JCDC Gold Anthology

Miss Jemima McIntyre was extremely upset. Furious, in fact. How dare that dreadlocks Rasta bwoy come call her African? She with her high colour, straight hair and European features! She, whose great-grandfather had been a Scottish laird, and grandfather a planterclass Jamaican who owned vast acreage.

It wasn’t her fault that her white mother had chosen to marry a mulatto man, against the wishes of her family. And when he had run off with another woman, leaving her mother with two young children to raise, with no help from her family who had cut her off, Jemima knew it was the black half of her father that made him act that way.

But even though she got one quarter of black genes from her worthless father, the other three quarters were absolutely pure, unadulterated white. Huh! African indeed! The bwoy was an idiot.

Miss Jem’s mother had instilled in her that, even though they had been reduced to the lowly status of having to ‘keep shop’ in order to survive, she must never forget that she was of aristocratic stock and must conduct herself at all times with that in mind. She had lived by these precepts all her life and at 73 years of age was too old to change her way of thinking.

And now this Rasta bwoy with his knotted up, matted rope of hair on top of his head come telling her that if she only have one teaspoon of black blood in her, she is African! But after all!

Miss Jemima kissed her teeth in outrage, straightened her aristocratic back and glared at the Rasta man from behind her shop counter and her bifocals. “Young man,” she boomed in her English educated voice, “it would serve you well were you to go and trim your hair and beard, bathe your body and change your clothes, instead of coming into my shop and telling me that I am African. I know my own family history better than you do, and I can assure you, I am of the Scottish aristocracy.”

In fact the young man’s clothes did not need changing, as Miss Jem noticed belatedly. He was neatly dressed in clean denim jeans and a spotlessly white tee-shirt with a picture of Haile Selassie emblazoned on the front. His long dreadlocks were neatly tied behind his head and his beard was hardly more than a five o’clock shadow. But Miss Jem did not notice this initially. She only saw a dreadlocked Rasta man who had been insolent enough to suggest that she was not only black, but African to boot.

The young Rastafarian man looked her in the eye and refused to back down. “Are you trying to deny your bloodlines, Miss Jem? My grandmother tells me that your father was a mulatto, half black and half white; that makes you at least one quarter black.” Miss Jem looked at the young man in part anger, part perplexity. She was slightly intimidated; this young man looked like a Rastafarian but spoke like an educated person, and he had a way of looking directly into her eyes which was most disconcerting. She was used to people like him treating her with the respect that befitted her station, and not thinking they were equals with her. But this young man not only seemed to believe he was her equal, he actually gave the impression that he thought he was superior!
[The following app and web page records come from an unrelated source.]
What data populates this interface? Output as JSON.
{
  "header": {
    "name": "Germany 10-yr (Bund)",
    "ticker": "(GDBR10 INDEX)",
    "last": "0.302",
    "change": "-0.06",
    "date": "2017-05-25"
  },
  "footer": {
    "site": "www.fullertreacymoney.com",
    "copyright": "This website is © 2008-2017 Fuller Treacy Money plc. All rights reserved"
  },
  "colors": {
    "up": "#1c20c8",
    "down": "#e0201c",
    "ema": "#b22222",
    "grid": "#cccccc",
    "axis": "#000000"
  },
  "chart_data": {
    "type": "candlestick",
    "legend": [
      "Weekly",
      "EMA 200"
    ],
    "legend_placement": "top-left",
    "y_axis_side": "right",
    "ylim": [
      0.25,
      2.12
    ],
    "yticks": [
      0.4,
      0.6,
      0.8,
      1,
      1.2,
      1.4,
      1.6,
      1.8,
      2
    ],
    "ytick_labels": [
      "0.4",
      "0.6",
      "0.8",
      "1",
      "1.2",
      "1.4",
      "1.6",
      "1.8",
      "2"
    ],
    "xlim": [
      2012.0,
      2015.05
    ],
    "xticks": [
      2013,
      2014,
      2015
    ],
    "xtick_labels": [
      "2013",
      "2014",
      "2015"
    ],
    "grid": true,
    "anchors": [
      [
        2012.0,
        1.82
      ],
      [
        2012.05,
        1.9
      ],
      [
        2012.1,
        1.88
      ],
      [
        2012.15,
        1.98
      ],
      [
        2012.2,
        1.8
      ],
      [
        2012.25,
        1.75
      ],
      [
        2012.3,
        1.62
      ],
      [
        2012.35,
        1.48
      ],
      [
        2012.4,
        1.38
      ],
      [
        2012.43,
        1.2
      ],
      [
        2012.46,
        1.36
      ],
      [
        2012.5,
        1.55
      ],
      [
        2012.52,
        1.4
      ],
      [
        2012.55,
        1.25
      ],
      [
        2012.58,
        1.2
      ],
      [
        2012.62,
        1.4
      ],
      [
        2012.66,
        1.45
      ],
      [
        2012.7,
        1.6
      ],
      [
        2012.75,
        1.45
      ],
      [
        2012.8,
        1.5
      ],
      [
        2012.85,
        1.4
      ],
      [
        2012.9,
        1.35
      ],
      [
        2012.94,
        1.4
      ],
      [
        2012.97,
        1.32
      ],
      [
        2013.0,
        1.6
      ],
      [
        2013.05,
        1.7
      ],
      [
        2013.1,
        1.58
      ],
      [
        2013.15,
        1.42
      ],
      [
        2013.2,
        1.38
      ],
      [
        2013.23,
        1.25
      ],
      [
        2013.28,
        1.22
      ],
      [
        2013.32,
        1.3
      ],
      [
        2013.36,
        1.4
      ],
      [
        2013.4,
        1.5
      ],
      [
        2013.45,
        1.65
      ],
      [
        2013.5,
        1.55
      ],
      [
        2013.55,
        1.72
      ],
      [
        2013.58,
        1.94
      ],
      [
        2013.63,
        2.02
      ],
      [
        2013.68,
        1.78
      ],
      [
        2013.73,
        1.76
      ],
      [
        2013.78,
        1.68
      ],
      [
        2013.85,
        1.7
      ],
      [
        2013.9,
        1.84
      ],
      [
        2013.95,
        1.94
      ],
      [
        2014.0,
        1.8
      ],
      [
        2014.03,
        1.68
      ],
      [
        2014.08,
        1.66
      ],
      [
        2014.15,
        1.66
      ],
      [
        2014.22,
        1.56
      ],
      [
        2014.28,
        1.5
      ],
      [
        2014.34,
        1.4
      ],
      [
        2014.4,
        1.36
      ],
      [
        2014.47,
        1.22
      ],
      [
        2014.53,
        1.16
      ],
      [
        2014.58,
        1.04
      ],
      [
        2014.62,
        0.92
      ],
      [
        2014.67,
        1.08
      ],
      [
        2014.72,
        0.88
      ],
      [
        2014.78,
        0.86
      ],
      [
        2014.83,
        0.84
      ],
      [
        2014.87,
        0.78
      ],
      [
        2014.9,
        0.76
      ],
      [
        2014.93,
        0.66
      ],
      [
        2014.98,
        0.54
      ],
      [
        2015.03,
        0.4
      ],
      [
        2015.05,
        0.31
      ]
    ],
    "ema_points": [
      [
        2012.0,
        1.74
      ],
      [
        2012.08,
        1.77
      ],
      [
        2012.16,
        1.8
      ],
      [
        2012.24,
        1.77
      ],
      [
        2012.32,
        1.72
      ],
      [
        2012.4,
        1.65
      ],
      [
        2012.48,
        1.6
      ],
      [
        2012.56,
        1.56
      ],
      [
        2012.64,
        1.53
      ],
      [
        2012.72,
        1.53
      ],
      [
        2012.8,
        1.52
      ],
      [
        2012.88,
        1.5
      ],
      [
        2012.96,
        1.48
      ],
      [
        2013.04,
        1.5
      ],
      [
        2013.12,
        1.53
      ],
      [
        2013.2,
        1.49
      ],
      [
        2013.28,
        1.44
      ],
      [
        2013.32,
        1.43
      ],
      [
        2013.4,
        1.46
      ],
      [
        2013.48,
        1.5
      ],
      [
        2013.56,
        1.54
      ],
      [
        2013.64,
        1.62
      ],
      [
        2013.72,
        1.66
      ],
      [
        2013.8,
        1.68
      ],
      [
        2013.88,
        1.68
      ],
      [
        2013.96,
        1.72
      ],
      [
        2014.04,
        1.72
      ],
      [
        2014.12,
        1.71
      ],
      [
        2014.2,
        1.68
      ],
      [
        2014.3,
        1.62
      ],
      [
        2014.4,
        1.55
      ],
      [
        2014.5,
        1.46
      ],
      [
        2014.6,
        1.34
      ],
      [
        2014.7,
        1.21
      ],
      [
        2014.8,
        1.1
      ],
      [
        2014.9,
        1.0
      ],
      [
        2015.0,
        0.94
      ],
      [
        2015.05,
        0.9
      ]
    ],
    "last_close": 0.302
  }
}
Pushing her feelings of intimidation aside, she glared at him and said, “Now look here, I am well aware of my bloodlines as you call it, and as for your grandmother, she was my mother’s servant, and too fast and feisty by far. She has no business discussing my family history with you. Now take your purchase and your change and remove yourself from my shop!”

She slammed a bulla cake on a piece of brown paper, a bottle of cream soda and some coins onto the shop counter and turned her back. The young Rastafarian vacated the shop, calling out as he left, “One Love, Miss African Jem.”

Miss Jem sat down on the stool she kept behind the counter. She was more upset than the situation warranted. Why did that boy’s grandmother have to dip her mouth in people’s business? No one looking at Miss Jem or her sister Bridie could tell that they had a taint of black blood in them. The people in the district looked up to them and treated them with the respect that befitted their station. But now this old servant woman of her mother’s had to go and divulge the dirty secret.